Ninmah on Mars by Janet Kira Lessin
Ninmah led a group of heroes following a faint beaming originating from the surface. They found Anzu beside a lakeshore. The signal from his helmet was left on automatic, waiting for this magical day.
Anzu lay before her, lifeless, without motion. Prostate he lay dead. Ninmah took a Pulsar from her pouch, placed it on Anzu’s heart and directed the life-giving pulse to his heart.
Nothing. Anzu remained lifeless and dead.
Next she took out the Emitter, its life giving crystal emissions directed on his body.
Nothing. No response. Anzu was dead.
Sixty times she directed the Pulsar. Sixty times she directed the Emitter. On the sixtieth time the Emitter emitted, Anzu finally opened his eyes. He motioned towards his lips. Ninmah gently soaked his face with the Water of Life, wetting his lips he responded.
A miracle then happened. Anzu rose from the dead!
Shaken, he was given ample time to recover. But he seemed impatient to rest, so they let him walk as soon as he could stand without falling. He led them to a rock which protruded heavenward from the plain. Once there he rested and told what had happened.
“Soon after we landed Alalu began to scream from unremitting pain. From his mouth he was spitting his innards. I could do little to comfort him. He eyes bulging in agony, he peered over the wall to this place I now must show you.”
We followed Anzu to a great rock that jutted heavenward from the plains like a mountain. “Here, I found this great cave and here’s where I hid Alalu’s corpse.”
“I covered its entrance with stones”, Anzu said as we followed him to the rock.
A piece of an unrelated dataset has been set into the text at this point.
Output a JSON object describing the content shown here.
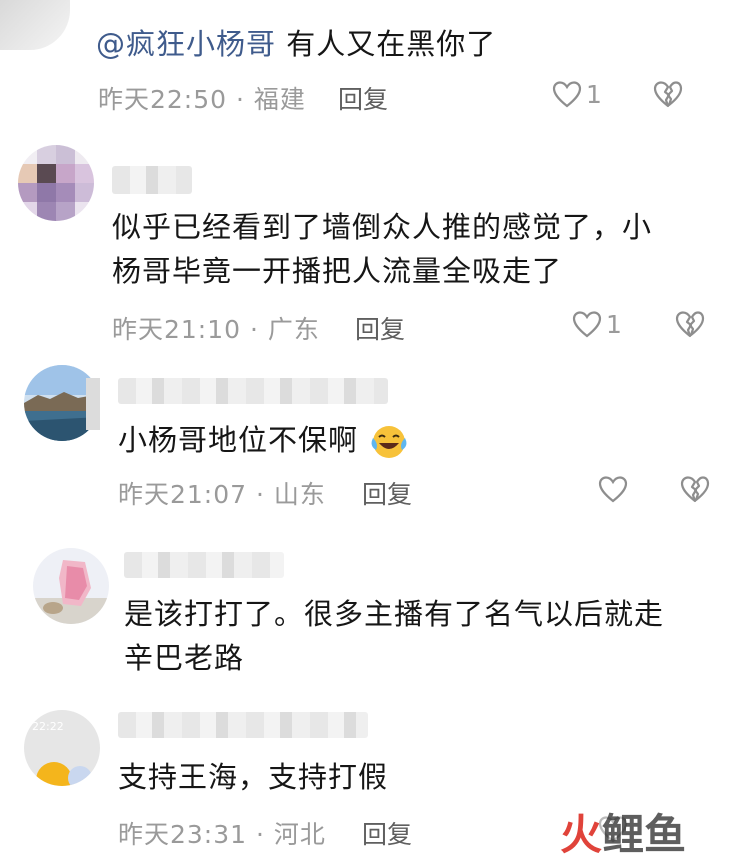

We removed the stones and entered the cave.
We found what remained of Alalu. He who once ruled Nibiru was now but a pile of bones in a cave.
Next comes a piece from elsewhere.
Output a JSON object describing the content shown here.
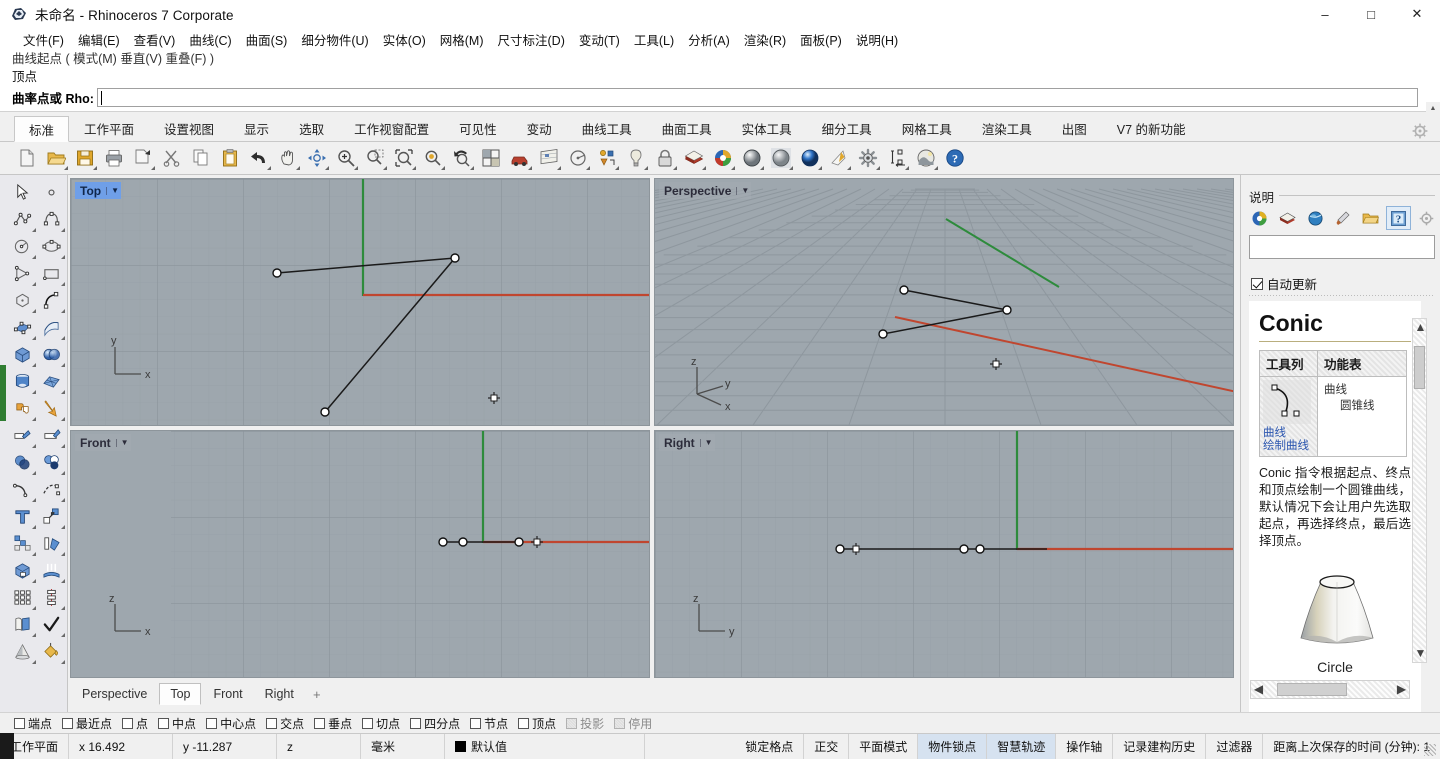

I was shocked to see him in such a state of decay. I felt moved and remorse that for the first time in the annals of our people a king has died, not on Nibiru, but some strange, foreign planet. And here he will be buried.